Bereavement affects people in different ways. There’s no right or wrong way to feel.

Experts generally accept that people usually move through four stages of bereavement: 

  • accepting that your loss is real
  • experiencing the pain of grief
  • adjusting to life without the person who has died 
  • putting less emotional energy into grieving and putting it into something new (in other words, moving on)

You may go through stages, but you won’t necessarily move smoothly from one to the next. You may even get stuck at a stage. Your grief might feel chaotic and out of control, but these feelings will eventually become less intense….with time How long you ask? Good question, and there is no answer; grief is experienced differently among individuals, and unique to each loss.  

You might feel:

  • Shock and numbness (this is usually the first reaction to the death, and people often speak of being in a daze)
  • Overwhelming sadness, with lots of crying
  • Tiredness or exhaustion
  • Anger, for example towards the person who died, their illness or God
  • Guilt, for example guilt about feeling angry, about something you said or didn’t say, or about not being able to stop your loved one dying
  • Some people become forgetful and less able to concentrate.

Coping with grief

We all cope with grief differently, and what is helpful varies from person to person. You may try: 

  • Talking and sharing your feelings with someone is often the most helpful thing you can do. You may speak with friends, family, colleagues, or a healthcare professional (e.g. psychologist, psychiatrist, GP). 
  • For some people, relying on family and friends is the best way to cope, But if you don’t feel you can talk to them much (perhaps you aren’t close, or they’re grieving too), you may benefit from engaging in self-care activities. These may include: exercise, pampering, going for a long walk, visiting a much-loved place, reading a book, walking the dog. Self-care is all about you, and doing what you enjoy or find relaxing. 
  • If distraction works well for you, get busy and productive!

If you’re out of ideas for self-care, head here:

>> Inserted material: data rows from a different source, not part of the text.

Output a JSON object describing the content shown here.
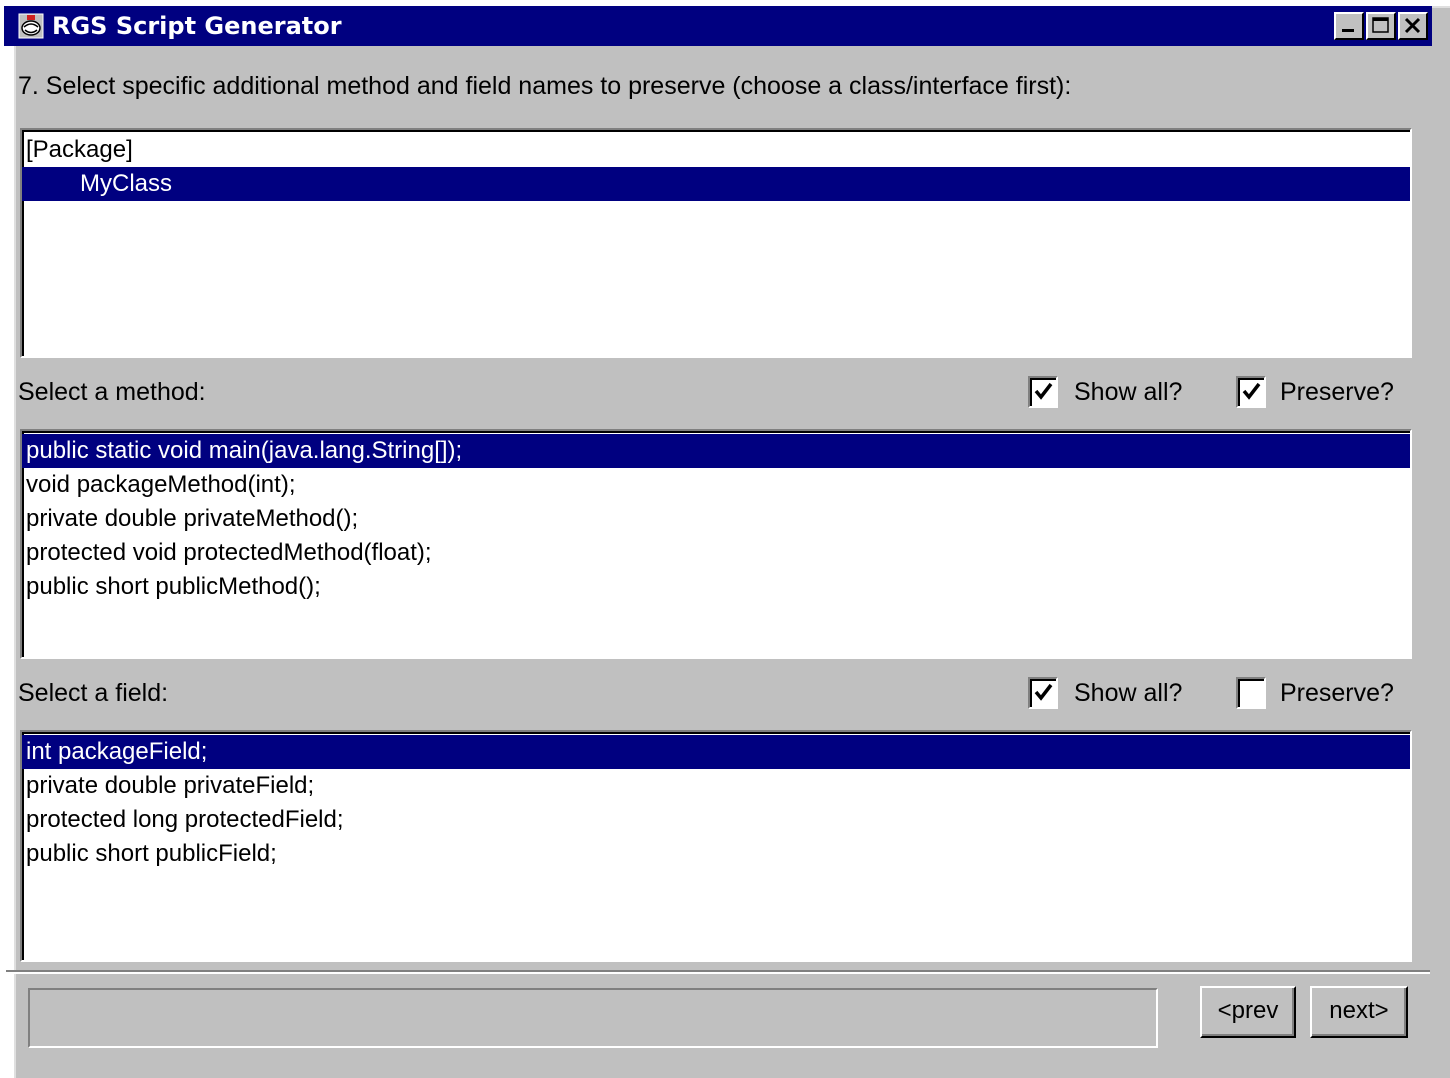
{
  "window": {
    "title": "RGS Script Generator"
  },
  "step_label": "7. Select specific additional method and field names to preserve (choose a class/interface first):",
  "classes": {
    "items": [
      {
        "label": "[Package]",
        "selected": false,
        "indent": false
      },
      {
        "label": "MyClass",
        "selected": true,
        "indent": true
      }
    ]
  },
  "methods": {
    "label": "Select a method:",
    "show_all": {
      "label": "Show all?",
      "checked": true
    },
    "preserve": {
      "label": "Preserve?",
      "checked": true
    },
    "items": [
      {
        "label": "public static void main(java.lang.String[]);",
        "selected": true
      },
      {
        "label": "void packageMethod(int);",
        "selected": false
      },
      {
        "label": "private double privateMethod();",
        "selected": false
      },
      {
        "label": "protected void protectedMethod(float);",
        "selected": false
      },
      {
        "label": "public short publicMethod();",
        "selected": false
      }
    ]
  },
  "fields": {
    "label": "Select a field:",
    "show_all": {
      "label": "Show all?",
      "checked": true
    },
    "preserve": {
      "label": "Preserve?",
      "checked": false
    },
    "items": [
      {
        "label": "int packageField;",
        "selected": true
      },
      {
        "label": "private double privateField;",
        "selected": false
      },
      {
        "label": "protected long protectedField;",
        "selected": false
      },
      {
        "label": "public short publicField;",
        "selected": false
      }
    ]
  },
  "status": {
    "text": ""
  },
  "nav": {
    "prev_label": "<prev",
    "next_label": "next>"
  },
  "colors": {
    "selection": "#000080",
    "face": "#c0c0c0"
  }
}
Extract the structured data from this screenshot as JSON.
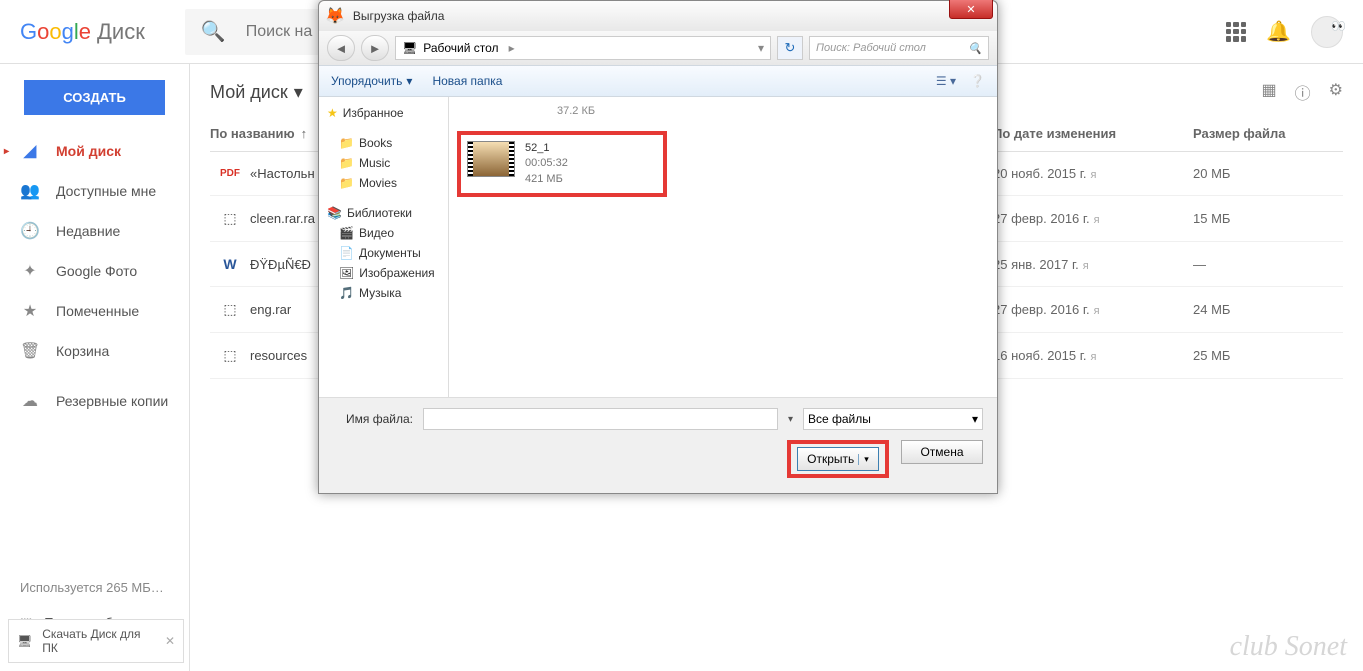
{
  "header": {
    "logo_text": "Google",
    "product": "Диск",
    "search_placeholder": "Поиск на"
  },
  "sidebar": {
    "create": "СОЗДАТЬ",
    "items": [
      {
        "icon": "▲",
        "label": "Мой диск"
      },
      {
        "icon": "👥",
        "label": "Доступные мне"
      },
      {
        "icon": "🕘",
        "label": "Недавние"
      },
      {
        "icon": "✦",
        "label": "Google Фото"
      },
      {
        "icon": "★",
        "label": "Помеченные"
      },
      {
        "icon": "🗑",
        "label": "Корзина"
      },
      {
        "icon": "☁",
        "label": "Резервные копии"
      }
    ],
    "storage": "Используется 265 МБ…",
    "get_more": "Получить больше пространства"
  },
  "content": {
    "breadcrumb": "Мой диск",
    "columns": {
      "name": "По названию",
      "date": "По дате изменения",
      "size": "Размер файла"
    },
    "rows": [
      {
        "icon": "PDF",
        "icon_color": "#d93025",
        "name": "«Настольн",
        "date": "20 нояб. 2015 г.",
        "owner": "я",
        "size": "20 МБ"
      },
      {
        "icon": "⬚",
        "icon_color": "#777",
        "name": "cleen.rar.ra",
        "date": "27 февр. 2016 г.",
        "owner": "я",
        "size": "15 МБ"
      },
      {
        "icon": "W",
        "icon_color": "#2a5699",
        "name": "ÐŸÐµÑ€Ð",
        "date": "25 янв. 2017 г.",
        "owner": "я",
        "size": "—"
      },
      {
        "icon": "⬚",
        "icon_color": "#777",
        "name": "eng.rar",
        "date": "27 февр. 2016 г.",
        "owner": "я",
        "size": "24 МБ"
      },
      {
        "icon": "⬚",
        "icon_color": "#777",
        "name": "resources",
        "date": "16 нояб. 2015 г.",
        "owner": "я",
        "size": "25 МБ"
      }
    ]
  },
  "dialog": {
    "title": "Выгрузка файла",
    "address": "Рабочий стол",
    "search_placeholder": "Поиск: Рабочий стол",
    "organize": "Упорядочить",
    "new_folder": "Новая папка",
    "tree": {
      "favorites": "Избранное",
      "books": "Books",
      "music": "Music",
      "movies": "Movies",
      "libraries": "Библиотеки",
      "video": "Видео",
      "documents": "Документы",
      "images": "Изображения",
      "music2": "Музыка"
    },
    "prev_size": "37.2 КБ",
    "file": {
      "name": "52_1",
      "duration": "00:05:32",
      "size": "421 МБ"
    },
    "filename_label": "Имя файла:",
    "filter": "Все файлы",
    "open": "Открыть",
    "cancel": "Отмена"
  },
  "download_bar": "Скачать Диск для ПК",
  "watermark": "club Sonet"
}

Most importantly, be patient and compassionate, with yourself and others.  

If you are having trouble with a loss, give our team a call and arrange a consultation with one of our psychologists.